Easy Holiday Entertaining

If the holidays fill you with a certain kind of terror associated with the hassle of planning elaborate gatherings, yet you still find yourself wanting to host an event at home, look no further than the inspired option of a cheese-tasting party. Filled with the celebration and festivity of the season, but among the simpler gatherings you can plan, cheese-tasting parties allow you to set the pace according to your own appetite for complexity.

A cheese-tasting party can be as simple as a handful of complementary cheeses, some fruit (fresh and/or dried), some nuts (candied, spiced, or plain), and some cured meats and/or olives. I usually prefer to add a couple of bottles of wine (one red and one white) for enjoying alongside my offerings. You can, of course, opt to make fancy appetizers and snacks to accompany the cheese or even opt for special cheese-centric offerings that blend chilled and warmed items. But my point in this article is that you can throw together an event with little warning and still have a memorable time with family and friends.

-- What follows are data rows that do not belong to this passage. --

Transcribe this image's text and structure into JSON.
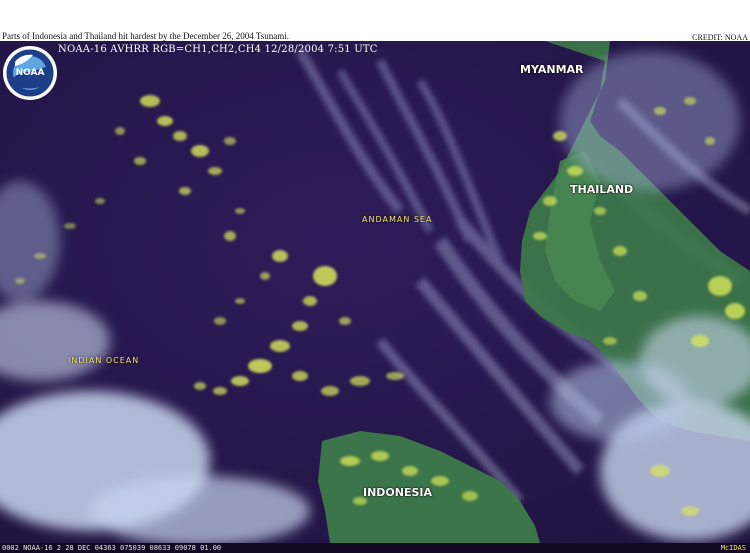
{
  "caption": "Parts of Indonesia and Thailand hit hardest by the December 26, 2004 Tsunami.",
  "credit": "CREDIT: NOAA",
  "satellite_header": "NOAA-16 AVHRR  RGB=CH1,CH2,CH4  12/28/2004  7:51 UTC",
  "logo": {
    "name": "NOAA",
    "ring_text": "NATIONAL OCEANIC AND ATMOSPHERIC ADMINISTRATION · U.S. DEPARTMENT OF COMMERCE"
  },
  "labels": {
    "myanmar": "MYANMAR",
    "thailand": "THAILAND",
    "andaman_sea": "ANDAMAN SEA",
    "indian_ocean": "INDIAN OCEAN",
    "indonesia": "INDONESIA"
  },
  "mcidas": {
    "line": "0002 NOAA-16    2 28 DEC 04363 075039 08633 09078 01.00",
    "tag": "McIDAS"
  },
  "colors": {
    "ocean": "#2a1a52",
    "land": "#3f7a4c",
    "cloud": "#c8d8f0",
    "cumulus": "#d9e85a"
  }
}
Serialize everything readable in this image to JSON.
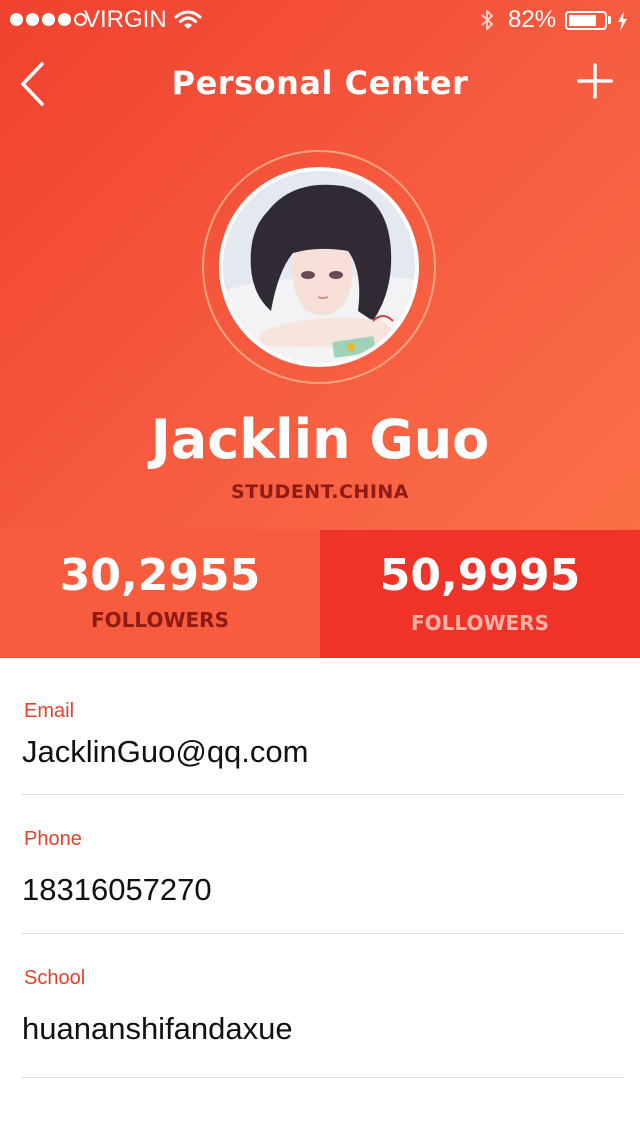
{
  "status_bar": {
    "carrier": "VIRGIN",
    "signal_bars_filled": 4,
    "signal_bars_total": 5,
    "battery_percent_text": "82%",
    "battery_level": 0.82
  },
  "nav": {
    "title": "Personal Center",
    "back_icon": "chevron-left-icon",
    "add_icon": "plus-icon"
  },
  "profile": {
    "name": "Jacklin Guo",
    "subtitle": "STUDENT.CHINA"
  },
  "stats": [
    {
      "value": "30,2955",
      "label": "FOLLOWERS"
    },
    {
      "value": "50,9995",
      "label": "FOLLOWERS"
    }
  ],
  "info": [
    {
      "label": "Email",
      "value": "JacklinGuo@qq.com"
    },
    {
      "label": "Phone",
      "value": "18316057270"
    },
    {
      "label": "School",
      "value": "huananshifandaxue"
    }
  ],
  "colors": {
    "accent": "#f0412f",
    "accent_light": "#fb7047",
    "stat_left_bg": "#f75c3e",
    "stat_right_bg": "#ef3329",
    "label_red": "#e6402d",
    "subtitle_dark_red": "#8e1a14"
  }
}
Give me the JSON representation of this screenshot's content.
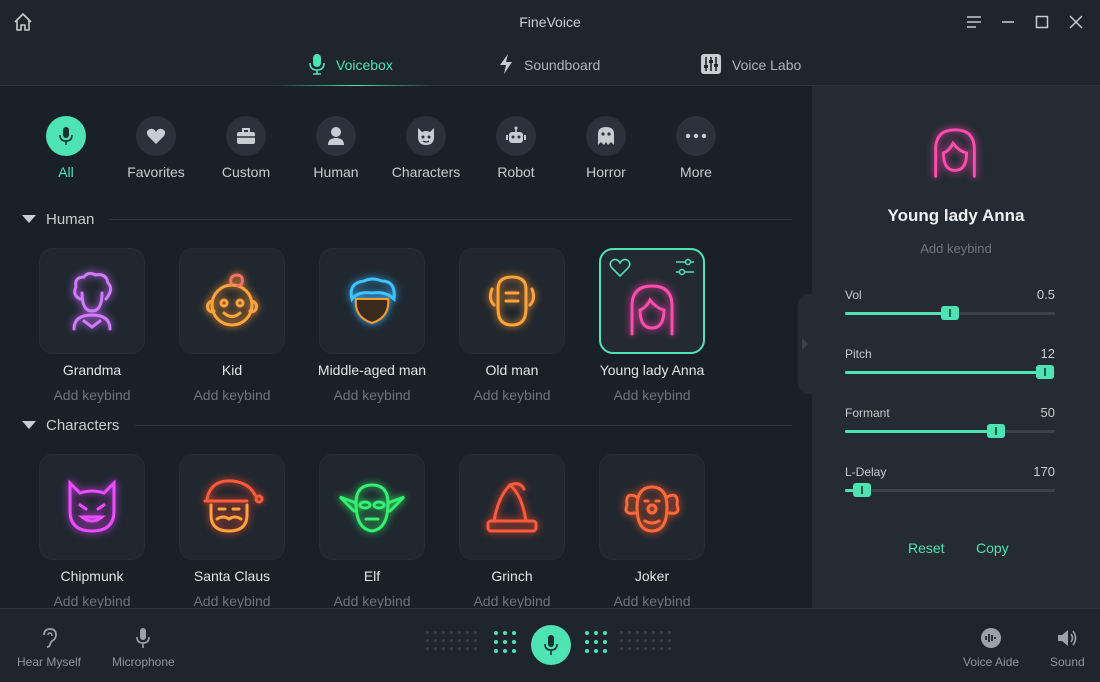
{
  "app": {
    "title": "FineVoice"
  },
  "tabs": [
    {
      "label": "Voicebox",
      "icon": "microphone-icon",
      "active": true
    },
    {
      "label": "Soundboard",
      "icon": "lightning-icon",
      "active": false
    },
    {
      "label": "Voice Labo",
      "icon": "equalizer-icon",
      "active": false
    }
  ],
  "categories": [
    {
      "label": "All",
      "icon": "microphone-icon",
      "active": true
    },
    {
      "label": "Favorites",
      "icon": "heart-icon"
    },
    {
      "label": "Custom",
      "icon": "briefcase-icon"
    },
    {
      "label": "Human",
      "icon": "person-icon"
    },
    {
      "label": "Characters",
      "icon": "cat-face-icon"
    },
    {
      "label": "Robot",
      "icon": "robot-icon"
    },
    {
      "label": "Horror",
      "icon": "ghost-icon"
    },
    {
      "label": "More",
      "icon": "more-dots-icon"
    }
  ],
  "sections": {
    "human": {
      "title": "Human",
      "voices": [
        {
          "name": "Grandma",
          "keybind": "Add keybind",
          "icon": "grandma-icon",
          "color": "#c86cff"
        },
        {
          "name": "Kid",
          "keybind": "Add keybind",
          "icon": "kid-icon",
          "color": "#ff9a2e"
        },
        {
          "name": "Middle-aged man",
          "keybind": "Add keybind",
          "icon": "middle-aged-man-icon",
          "color": "#37b8ff"
        },
        {
          "name": "Old man",
          "keybind": "Add keybind",
          "icon": "old-man-icon",
          "color": "#ff9a2e"
        },
        {
          "name": "Young lady Anna",
          "keybind": "Add keybind",
          "icon": "young-lady-icon",
          "color": "#ff3fa6",
          "selected": true
        }
      ]
    },
    "characters": {
      "title": "Characters",
      "voices": [
        {
          "name": "Chipmunk",
          "keybind": "Add keybind",
          "icon": "chipmunk-icon",
          "color": "#e33dff"
        },
        {
          "name": "Santa Claus",
          "keybind": "Add keybind",
          "icon": "santa-claus-icon",
          "color": "#ff4a2e"
        },
        {
          "name": "Elf",
          "keybind": "Add keybind",
          "icon": "elf-icon",
          "color": "#2ee86a"
        },
        {
          "name": "Grinch",
          "keybind": "Add keybind",
          "icon": "grinch-hat-icon",
          "color": "#ff4a2e"
        },
        {
          "name": "Joker",
          "keybind": "Add keybind",
          "icon": "joker-icon",
          "color": "#ff5a2e"
        }
      ]
    }
  },
  "selected_voice": {
    "name": "Young lady Anna",
    "keybind": "Add keybind",
    "sliders": [
      {
        "label": "Vol",
        "value": "0.5",
        "level": 0.5
      },
      {
        "label": "Pitch",
        "value": "12",
        "level": 0.95
      },
      {
        "label": "Formant",
        "value": "50",
        "level": 0.72
      },
      {
        "label": "L-Delay",
        "value": "170",
        "level": 0.08
      }
    ],
    "reset_label": "Reset",
    "copy_label": "Copy"
  },
  "bottom": {
    "hear_myself": "Hear Myself",
    "microphone": "Microphone",
    "voice_aide": "Voice Aide",
    "sound": "Sound"
  },
  "colors": {
    "accent": "#4ee3b3"
  }
}
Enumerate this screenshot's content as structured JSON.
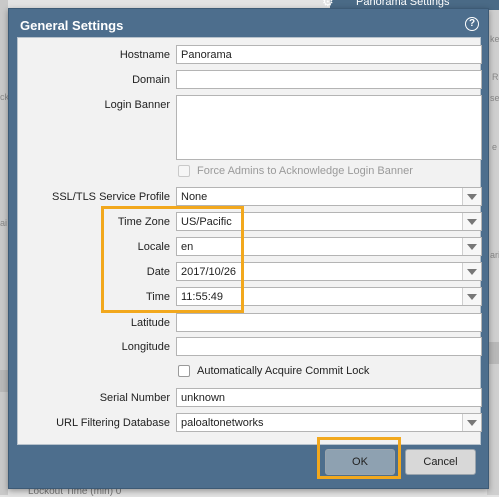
{
  "background": {
    "header_title": "Panorama Settings",
    "side_labels": [
      "ke",
      "ck",
      "ai",
      "R",
      "se",
      "e",
      "ariz"
    ],
    "bottom_text": "Lockout Time (min)   0"
  },
  "dialog": {
    "title": "General Settings",
    "help_icon": "?",
    "fields": {
      "hostname": {
        "label": "Hostname",
        "value": "Panorama"
      },
      "domain": {
        "label": "Domain",
        "value": ""
      },
      "login_banner": {
        "label": "Login Banner",
        "value": ""
      },
      "force_ack": {
        "label": "Force Admins to Acknowledge Login Banner",
        "checked": false,
        "disabled": true
      },
      "ssl_tls_profile": {
        "label": "SSL/TLS Service Profile",
        "value": "None"
      },
      "time_zone": {
        "label": "Time Zone",
        "value": "US/Pacific"
      },
      "locale": {
        "label": "Locale",
        "value": "en"
      },
      "date": {
        "label": "Date",
        "value": "2017/10/26"
      },
      "time": {
        "label": "Time",
        "value": "11:55:49"
      },
      "latitude": {
        "label": "Latitude",
        "value": ""
      },
      "longitude": {
        "label": "Longitude",
        "value": ""
      },
      "auto_commit_lock": {
        "label": "Automatically Acquire Commit Lock",
        "checked": false
      },
      "serial_number": {
        "label": "Serial Number",
        "value": "unknown"
      },
      "url_filtering_db": {
        "label": "URL Filtering Database",
        "value": "paloaltonetworks"
      }
    },
    "buttons": {
      "ok": "OK",
      "cancel": "Cancel"
    }
  },
  "colors": {
    "dialog_header": "#4d6e8d",
    "highlight": "#f2a81d",
    "ok_button": "#8ea1b1"
  }
}
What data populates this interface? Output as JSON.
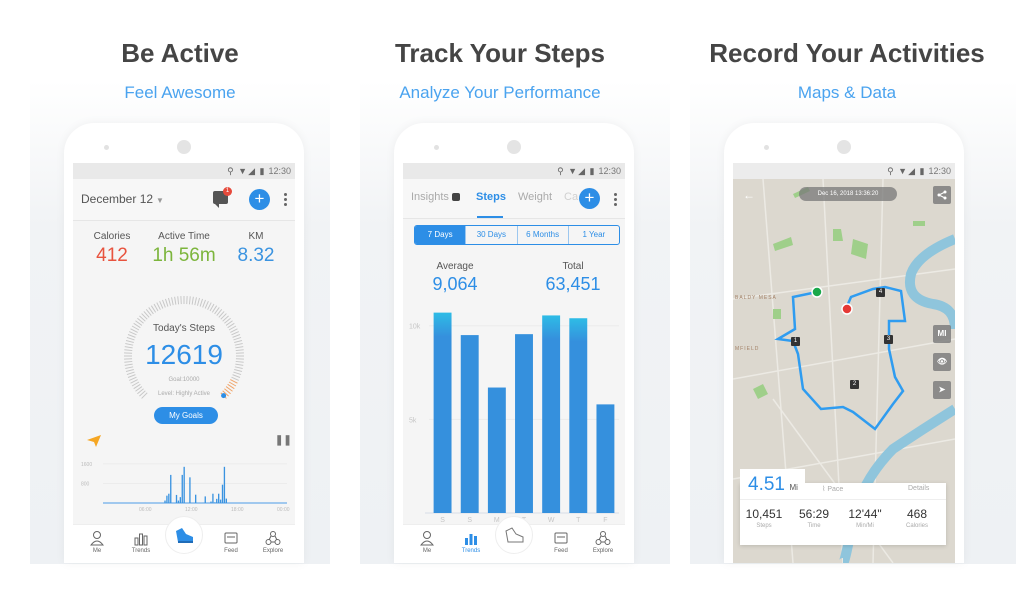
{
  "panels": [
    {
      "headline": "Be Active",
      "subline": "Feel Awesome"
    },
    {
      "headline": "Track Your Steps",
      "subline": "Analyze Your Performance"
    },
    {
      "headline": "Record Your Activities",
      "subline": "Maps & Data"
    }
  ],
  "status_bar": {
    "time": "12:30"
  },
  "colors": {
    "accent": "#2d8ee6",
    "calories": "#e8533e",
    "active_time": "#7cb53c",
    "km": "#3a93e0",
    "subline": "#4aa3ef"
  },
  "screen1": {
    "date_selector": "December 12",
    "notification_count": "1",
    "stats": [
      {
        "label": "Calories",
        "value": "412"
      },
      {
        "label": "Active Time",
        "value": "1h 56m"
      },
      {
        "label": "KM",
        "value": "8.32"
      }
    ],
    "today_steps_label": "Today's Steps",
    "today_steps_value": "12619",
    "goal_text": "Goal:10000",
    "level_text": "Level: Highly Active",
    "goal_progress": 1.26,
    "my_goals_button": "My Goals",
    "hourly_chart": {
      "y_ticks": [
        "1600",
        "800"
      ],
      "x_ticks": [
        "06:00",
        "12:00",
        "18:00",
        "00:00"
      ],
      "values": [
        0,
        0,
        0,
        0,
        0,
        0,
        0,
        0,
        0,
        0,
        0,
        0,
        0,
        0,
        0,
        0,
        0,
        0,
        0,
        0,
        0,
        0,
        0,
        0,
        0,
        0,
        0,
        0,
        0,
        0,
        0,
        0,
        100,
        300,
        380,
        1150,
        0,
        0,
        330,
        100,
        240,
        1150,
        1480,
        0,
        0,
        1050,
        0,
        0,
        340,
        0,
        0,
        0,
        10,
        270,
        0,
        0,
        60,
        380,
        30,
        170,
        380,
        140,
        750,
        1480,
        180,
        0,
        0,
        0,
        0,
        0,
        0,
        0,
        0,
        0,
        0,
        0,
        0,
        0,
        0,
        0,
        0,
        0,
        0,
        0,
        0,
        0,
        0,
        0,
        0,
        0,
        0,
        0,
        0,
        0,
        0,
        0
      ]
    }
  },
  "screen2": {
    "tabs": [
      "Insights",
      "Steps",
      "Weight",
      "Ca"
    ],
    "active_tab": "Steps",
    "ranges": [
      "7 Days",
      "30 Days",
      "6 Months",
      "1 Year"
    ],
    "active_range": "7 Days",
    "average_label": "Average",
    "average_value": "9,064",
    "total_label": "Total",
    "total_value": "63,451"
  },
  "chart_data": {
    "type": "bar",
    "title": "",
    "xlabel": "",
    "ylabel": "",
    "categories": [
      "S",
      "S",
      "M",
      "T",
      "W",
      "T",
      "F"
    ],
    "values": [
      10700,
      9500,
      6700,
      9550,
      10550,
      10400,
      5800
    ],
    "y_ticks": [
      "10k",
      "5k"
    ],
    "ylim": [
      0,
      11000
    ],
    "grid": true
  },
  "screen3": {
    "timestamp_pill": "Dec 16, 2018 13:36:20",
    "map_labels": [
      "BALDY MESA",
      "MFIELD"
    ],
    "route_markers": [
      "1",
      "2",
      "3",
      "4"
    ],
    "map_buttons": [
      "MI"
    ],
    "distance_value": "4.51",
    "distance_unit": "Mi",
    "pace_tab": "Pace",
    "details_tab": "Details",
    "summary": [
      {
        "value": "10,451",
        "label": "Steps"
      },
      {
        "value": "56:29",
        "label": "Time"
      },
      {
        "value": "12'44\"",
        "label": "Min/Mi"
      },
      {
        "value": "468",
        "label": "Calories"
      }
    ]
  },
  "bottom_nav": [
    "Me",
    "Trends",
    "Feed",
    "Explore"
  ]
}
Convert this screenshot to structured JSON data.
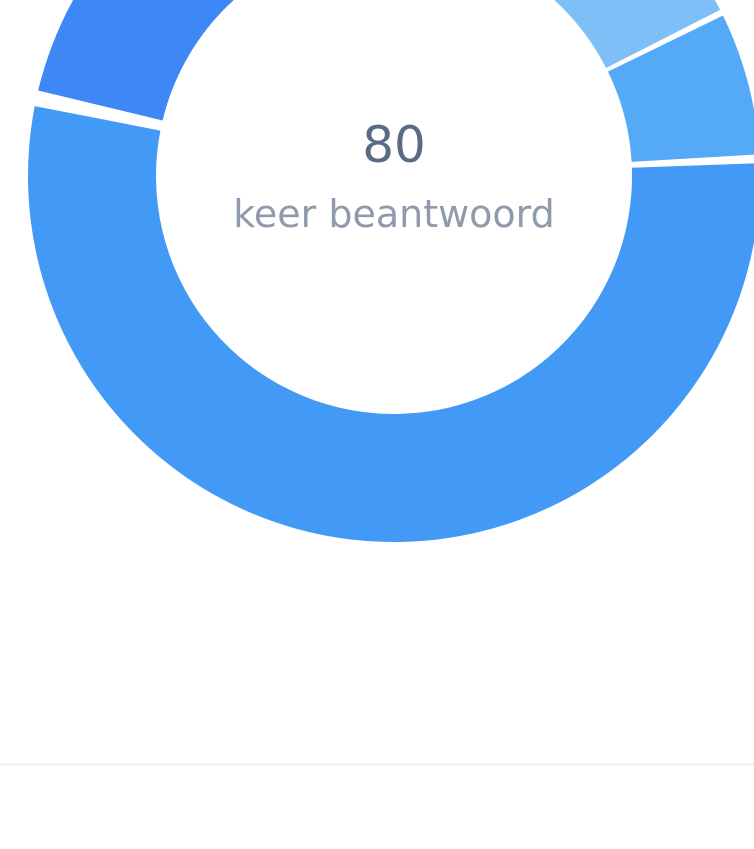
{
  "chart_data": {
    "type": "pie",
    "center_value": "80",
    "center_label": "keer beantwoord",
    "series": [
      {
        "values": [
          80
        ]
      }
    ],
    "colors": {
      "slice_main": "#4299f6",
      "slice_dark": "#3d88f4",
      "slice_mid": "#54aaf7",
      "slice_light": "#7fbff7",
      "center_value": "#5b6b82",
      "center_label": "#8f9bad",
      "divider": "#f0f2f6"
    }
  }
}
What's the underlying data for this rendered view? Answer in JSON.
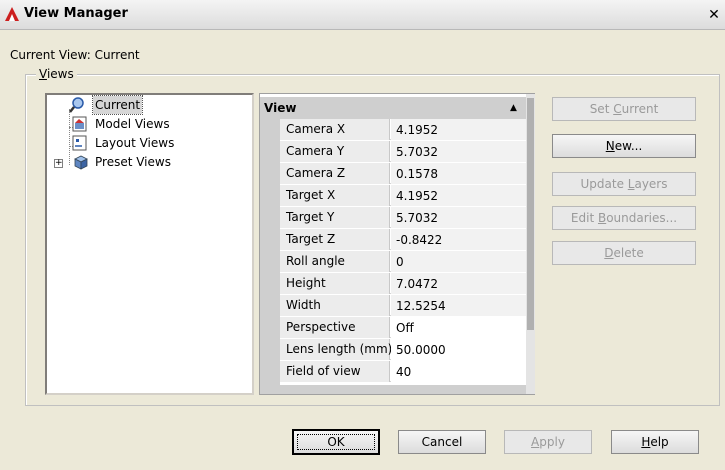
{
  "window": {
    "title": "View Manager",
    "close_label": "✕",
    "icon": "autocad-logo-icon"
  },
  "current_view": "Current View: Current",
  "views_group": {
    "legend_prefix": "",
    "legend_underlined": "V",
    "legend_rest": "iews"
  },
  "tree": {
    "items": [
      {
        "label": "Current",
        "icon": "magnifier-icon",
        "selected": true
      },
      {
        "label": "Model Views",
        "icon": "model-views-icon"
      },
      {
        "label": "Layout Views",
        "icon": "layout-views-icon"
      },
      {
        "label": "Preset Views",
        "icon": "preset-views-icon"
      }
    ]
  },
  "properties": {
    "section": "View",
    "rows": [
      {
        "name": "Camera X",
        "value": "4.1952"
      },
      {
        "name": "Camera Y",
        "value": "5.7032"
      },
      {
        "name": "Camera Z",
        "value": "0.1578"
      },
      {
        "name": "Target X",
        "value": "4.1952"
      },
      {
        "name": "Target Y",
        "value": "5.7032"
      },
      {
        "name": "Target Z",
        "value": "-0.8422"
      },
      {
        "name": "Roll angle",
        "value": "0"
      },
      {
        "name": "Height",
        "value": "7.0472"
      },
      {
        "name": "Width",
        "value": "12.5254"
      },
      {
        "name": "Perspective",
        "value": "Off"
      },
      {
        "name": "Lens length (mm)",
        "value": "50.0000"
      },
      {
        "name": "Field of view",
        "value": "40"
      }
    ]
  },
  "side_buttons": {
    "set_current": {
      "pre": "Set ",
      "u": "C",
      "post": "urrent",
      "enabled": false
    },
    "new": {
      "pre": "",
      "u": "N",
      "post": "ew...",
      "enabled": true
    },
    "update_layers": {
      "pre": "Update ",
      "u": "L",
      "post": "ayers",
      "enabled": false
    },
    "edit_boundaries": {
      "pre": "Edit ",
      "u": "B",
      "post": "oundaries...",
      "enabled": false
    },
    "delete": {
      "pre": "",
      "u": "D",
      "post": "elete",
      "enabled": false
    }
  },
  "bottom_buttons": {
    "ok": "OK",
    "cancel": "Cancel",
    "apply": {
      "pre": "",
      "u": "A",
      "post": "pply",
      "enabled": false
    },
    "help": {
      "pre": "",
      "u": "H",
      "post": "elp",
      "enabled": true
    }
  }
}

One of my favorite ways to begin is by choosing a generous cutting board and setting a different kind of cheese at each of the corners of the board and maybe a fifth variety at the center. Make sure you opt for something soft and creamy (like brie), something tangy (like chèvre), a hard cheese (like aged parmesan), a sharp cheese (like sharp cheddar), and maybe a smoked variety or a sheep's milk cheese. Variety is fun and this is a great time to showcase fun flavors. Between the cheeses, I tend to group my other offerings. Some favorites include dried apricots, herb-marinated kalamata olives, hard salami, candied pecans, and fresh red grapes. Really, though, choose what you'd like. Do you make the world's most amazing pickled beans? Get them out there! Do you swoon whenever garlic pistachios are nearby? Well, don't keep them to yourself! You get the idea.

Make sure you have enough small plates for each of your guests to lay claim to one. Refilling your tasting plate at an event like this is not only fine, but encouraged. And make sure you do the same with wine glasses. You may wish to provide an extra pitcher with water for rinsing glasses and otherwise having a glass between servings of wine. While not required, it can also be fun to provide small sheets of paper with notes about the different cheeses, accompanying foods, and wine selections. If you do that, be sure to leave room on the paper for extra notes and provide pens or pencils for your guests. Having gone to and hosted several events like this, I can attest to the value of taking notes and have found new favorites this way.

And before I leave you to plan your cheese options, let me share my favorite part about hosting a cheese-tasting party: the mac 'n cheese a couple of days later. I've even been known to host a mac 'n cheese lunch with a subset of the cheese-tasting party guest list shortly after the first event. It's always a hit and you can blend leftover cheeses to make a sauce or make several kinds of sauce and let your friends dress their noodles according to their tastes! What's not to love about a 2-for-1 holiday event?